-- Activity --
Gather all lines in the entries that include the word "this".

-- Data supplied --
+--

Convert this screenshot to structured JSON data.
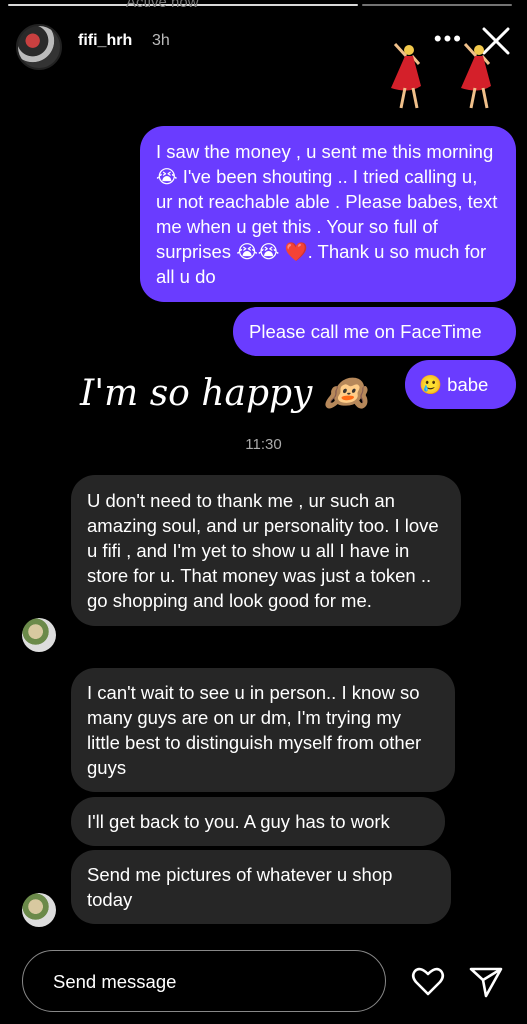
{
  "story": {
    "ghost_label": "Active now",
    "username": "fifi_hrh",
    "time_ago": "3h"
  },
  "messages": [
    {
      "dir": "out",
      "text": "I saw the money , u sent me this morning 😭 I've been shouting .. I tried calling u, ur not reachable able . Please babes, text me when u get this . Your so full of surprises 😭😭 ❤️. Thank u so much for all u do"
    },
    {
      "dir": "out",
      "text": "Please call me on FaceTime"
    },
    {
      "dir": "out",
      "text": "🥲 babe"
    },
    {
      "dir": "in",
      "text": "U don't need to thank me , ur such an amazing soul, and ur personality too.  I love u fifi , and I'm yet to show u all I have in store for u. That money was just a token .. go shopping and look good for me."
    },
    {
      "dir": "in",
      "text": "I can't wait to see u in person.. I know so many guys are on ur dm, I'm trying my little best to distinguish myself from other guys"
    },
    {
      "dir": "in",
      "text": "I'll get back to you. A guy has to work"
    },
    {
      "dir": "in",
      "text": "Send me pictures of whatever u shop today"
    }
  ],
  "overlay_text": "I'm so happy 🙉",
  "timestamp": "11:30",
  "composer": {
    "placeholder": "Send message"
  },
  "colors": {
    "outgoing_bubble": "#6a3cff",
    "incoming_bubble": "#262626",
    "background": "#000000"
  },
  "icons": [
    "more-icon",
    "close-icon",
    "heart-icon",
    "send-icon"
  ]
}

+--

-- Solution below --
Convert this screenshot to structured JSON data.
      "text": "I saw the money , u sent me this morning 😭 I've been shouting .. I tried calling u, ur not reachable able . Please babes, text me when u get this . Your so full of surprises 😭😭 ❤️. Thank u so much for all u do"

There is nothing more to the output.